**Dataset rows describing interfaces**

__________

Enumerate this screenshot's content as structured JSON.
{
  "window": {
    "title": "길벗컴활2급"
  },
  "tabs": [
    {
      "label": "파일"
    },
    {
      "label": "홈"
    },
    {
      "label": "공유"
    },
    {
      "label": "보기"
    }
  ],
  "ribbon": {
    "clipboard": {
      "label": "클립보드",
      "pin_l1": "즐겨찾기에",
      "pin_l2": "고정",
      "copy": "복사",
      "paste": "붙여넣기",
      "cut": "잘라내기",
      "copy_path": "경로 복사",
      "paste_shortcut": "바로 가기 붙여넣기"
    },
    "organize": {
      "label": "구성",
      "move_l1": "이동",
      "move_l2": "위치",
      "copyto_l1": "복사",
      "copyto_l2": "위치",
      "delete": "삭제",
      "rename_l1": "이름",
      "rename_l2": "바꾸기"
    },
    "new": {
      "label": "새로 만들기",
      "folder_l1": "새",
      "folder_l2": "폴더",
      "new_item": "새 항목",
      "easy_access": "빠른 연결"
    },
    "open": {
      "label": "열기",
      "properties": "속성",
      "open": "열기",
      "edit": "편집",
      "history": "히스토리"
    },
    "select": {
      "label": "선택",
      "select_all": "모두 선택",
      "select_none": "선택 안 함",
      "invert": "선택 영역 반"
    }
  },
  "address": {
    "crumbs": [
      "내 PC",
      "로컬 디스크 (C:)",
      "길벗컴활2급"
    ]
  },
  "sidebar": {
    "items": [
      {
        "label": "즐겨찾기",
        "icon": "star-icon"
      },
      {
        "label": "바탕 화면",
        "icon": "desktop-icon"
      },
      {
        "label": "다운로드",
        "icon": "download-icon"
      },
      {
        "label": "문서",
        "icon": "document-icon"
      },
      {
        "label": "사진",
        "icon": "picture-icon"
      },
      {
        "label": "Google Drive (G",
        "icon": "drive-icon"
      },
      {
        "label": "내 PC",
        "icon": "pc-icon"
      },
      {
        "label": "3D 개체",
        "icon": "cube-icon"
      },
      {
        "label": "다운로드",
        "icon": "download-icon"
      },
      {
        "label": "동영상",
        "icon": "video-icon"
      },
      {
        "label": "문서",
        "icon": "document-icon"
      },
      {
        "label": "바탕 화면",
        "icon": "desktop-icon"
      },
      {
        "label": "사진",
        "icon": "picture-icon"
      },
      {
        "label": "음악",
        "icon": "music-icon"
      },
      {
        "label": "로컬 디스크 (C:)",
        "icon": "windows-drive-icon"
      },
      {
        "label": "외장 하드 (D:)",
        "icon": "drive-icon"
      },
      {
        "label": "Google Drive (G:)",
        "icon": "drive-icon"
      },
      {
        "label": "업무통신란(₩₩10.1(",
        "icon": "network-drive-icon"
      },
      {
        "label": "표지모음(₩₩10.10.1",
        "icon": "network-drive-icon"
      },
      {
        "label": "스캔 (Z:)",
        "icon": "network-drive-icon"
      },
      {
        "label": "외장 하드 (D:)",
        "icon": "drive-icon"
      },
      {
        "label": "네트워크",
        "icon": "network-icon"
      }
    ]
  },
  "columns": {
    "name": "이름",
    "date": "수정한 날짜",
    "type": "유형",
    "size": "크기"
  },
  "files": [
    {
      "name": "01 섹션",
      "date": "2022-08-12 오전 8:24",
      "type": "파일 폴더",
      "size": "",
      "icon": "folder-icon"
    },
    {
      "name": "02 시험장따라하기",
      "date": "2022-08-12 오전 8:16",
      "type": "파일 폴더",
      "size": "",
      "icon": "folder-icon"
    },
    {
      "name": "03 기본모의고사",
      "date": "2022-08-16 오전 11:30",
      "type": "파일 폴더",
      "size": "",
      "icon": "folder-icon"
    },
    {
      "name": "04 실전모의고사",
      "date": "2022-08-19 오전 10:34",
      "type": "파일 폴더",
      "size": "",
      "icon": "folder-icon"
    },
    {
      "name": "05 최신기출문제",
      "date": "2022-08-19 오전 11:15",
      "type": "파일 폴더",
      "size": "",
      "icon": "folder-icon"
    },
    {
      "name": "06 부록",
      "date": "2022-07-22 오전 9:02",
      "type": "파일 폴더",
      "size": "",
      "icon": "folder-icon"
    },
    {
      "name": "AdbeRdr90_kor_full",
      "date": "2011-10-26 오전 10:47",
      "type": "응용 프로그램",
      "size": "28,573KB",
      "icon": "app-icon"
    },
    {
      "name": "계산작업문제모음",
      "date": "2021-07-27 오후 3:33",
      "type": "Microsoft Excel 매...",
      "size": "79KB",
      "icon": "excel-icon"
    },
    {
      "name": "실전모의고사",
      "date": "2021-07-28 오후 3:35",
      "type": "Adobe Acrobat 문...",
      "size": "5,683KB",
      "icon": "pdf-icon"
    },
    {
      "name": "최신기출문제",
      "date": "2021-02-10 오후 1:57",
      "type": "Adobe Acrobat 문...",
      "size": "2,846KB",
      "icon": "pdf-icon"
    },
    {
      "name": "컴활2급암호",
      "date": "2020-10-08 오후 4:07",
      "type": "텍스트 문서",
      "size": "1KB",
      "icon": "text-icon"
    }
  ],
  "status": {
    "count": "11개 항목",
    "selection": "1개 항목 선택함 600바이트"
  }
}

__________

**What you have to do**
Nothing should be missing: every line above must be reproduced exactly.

**Output for this exercise**
Enumerate this screenshot's content as structured JSON.
{
  "window": {
    "title": "길벗컴활2급"
  },
  "tabs": [
    {
      "label": "파일"
    },
    {
      "label": "홈"
    },
    {
      "label": "공유"
    },
    {
      "label": "보기"
    }
  ],
  "ribbon": {
    "clipboard": {
      "label": "클립보드",
      "pin_l1": "즐겨찾기에",
      "pin_l2": "고정",
      "copy": "복사",
      "paste": "붙여넣기",
      "cut": "잘라내기",
      "copy_path": "경로 복사",
      "paste_shortcut": "바로 가기 붙여넣기"
    },
    "organize": {
      "label": "구성",
      "move_l1": "이동",
      "move_l2": "위치",
      "copyto_l1": "복사",
      "copyto_l2": "위치",
      "delete": "삭제",
      "rename_l1": "이름",
      "rename_l2": "바꾸기"
    },
    "new": {
      "label": "새로 만들기",
      "folder_l1": "새",
      "folder_l2": "폴더",
      "new_item": "새 항목",
      "easy_access": "빠른 연결"
    },
    "open": {
      "label": "열기",
      "properties": "속성",
      "open": "열기",
      "edit": "편집",
      "history": "히스토리"
    },
    "select": {
      "label": "선택",
      "select_all": "모두 선택",
      "select_none": "선택 안 함",
      "invert": "선택 영역 반"
    }
  },
  "address": {
    "crumbs": [
      "내 PC",
      "로컬 디스크 (C:)",
      "길벗컴활2급"
    ]
  },
  "sidebar": {
    "items": [
      {
        "label": "즐겨찾기",
        "icon": "star-icon"
      },
      {
        "label": "바탕 화면",
        "icon": "desktop-icon"
      },
      {
        "label": "다운로드",
        "icon": "download-icon"
      },
      {
        "label": "문서",
        "icon": "document-icon"
      },
      {
        "label": "사진",
        "icon": "picture-icon"
      },
      {
        "label": "Google Drive (G",
        "icon": "drive-icon"
      },
      {
        "label": "내 PC",
        "icon": "pc-icon"
      },
      {
        "label": "3D 개체",
        "icon": "cube-icon"
      },
      {
        "label": "다운로드",
        "icon": "download-icon"
      },
      {
        "label": "동영상",
        "icon": "video-icon"
      },
      {
        "label": "문서",
        "icon": "document-icon"
      },
      {
        "label": "바탕 화면",
        "icon": "desktop-icon"
      },
      {
        "label": "사진",
        "icon": "picture-icon"
      },
      {
        "label": "음악",
        "icon": "music-icon"
      },
      {
        "label": "로컬 디스크 (C:)",
        "icon": "windows-drive-icon"
      },
      {
        "label": "외장 하드 (D:)",
        "icon": "drive-icon"
      },
      {
        "label": "Google Drive (G:)",
        "icon": "drive-icon"
      },
      {
        "label": "업무통신란(₩₩10.1(",
        "icon": "network-drive-icon"
      },
      {
        "label": "표지모음(₩₩10.10.1",
        "icon": "network-drive-icon"
      },
      {
        "label": "스캔 (Z:)",
        "icon": "network-drive-icon"
      },
      {
        "label": "외장 하드 (D:)",
        "icon": "drive-icon"
      },
      {
        "label": "네트워크",
        "icon": "network-icon"
      }
    ]
  },
  "columns": {
    "name": "이름",
    "date": "수정한 날짜",
    "type": "유형",
    "size": "크기"
  },
  "files": [
    {
      "name": "01 섹션",
      "date": "2022-08-12 오전 8:24",
      "type": "파일 폴더",
      "size": "",
      "icon": "folder-icon"
    },
    {
      "name": "02 시험장따라하기",
      "date": "2022-08-12 오전 8:16",
      "type": "파일 폴더",
      "size": "",
      "icon": "folder-icon"
    },
    {
      "name": "03 기본모의고사",
      "date": "2022-08-16 오전 11:30",
      "type": "파일 폴더",
      "size": "",
      "icon": "folder-icon"
    },
    {
      "name": "04 실전모의고사",
      "date": "2022-08-19 오전 10:34",
      "type": "파일 폴더",
      "size": "",
      "icon": "folder-icon"
    },
    {
      "name": "05 최신기출문제",
      "date": "2022-08-19 오전 11:15",
      "type": "파일 폴더",
      "size": "",
      "icon": "folder-icon"
    },
    {
      "name": "06 부록",
      "date": "2022-07-22 오전 9:02",
      "type": "파일 폴더",
      "size": "",
      "icon": "folder-icon"
    },
    {
      "name": "AdbeRdr90_kor_full",
      "date": "2011-10-26 오전 10:47",
      "type": "응용 프로그램",
      "size": "28,573KB",
      "icon": "app-icon"
    },
    {
      "name": "계산작업문제모음",
      "date": "2021-07-27 오후 3:33",
      "type": "Microsoft Excel 매...",
      "size": "79KB",
      "icon": "excel-icon"
    },
    {
      "name": "실전모의고사",
      "date": "2021-07-28 오후 3:35",
      "type": "Adobe Acrobat 문...",
      "size": "5,683KB",
      "icon": "pdf-icon"
    },
    {
      "name": "최신기출문제",
      "date": "2021-02-10 오후 1:57",
      "type": "Adobe Acrobat 문...",
      "size": "2,846KB",
      "icon": "pdf-icon"
    },
    {
      "name": "컴활2급암호",
      "date": "2020-10-08 오후 4:07",
      "type": "텍스트 문서",
      "size": "1KB",
      "icon": "text-icon"
    }
  ],
  "status": {
    "count": "11개 항목",
    "selection": "1개 항목 선택함 600바이트"
  }
}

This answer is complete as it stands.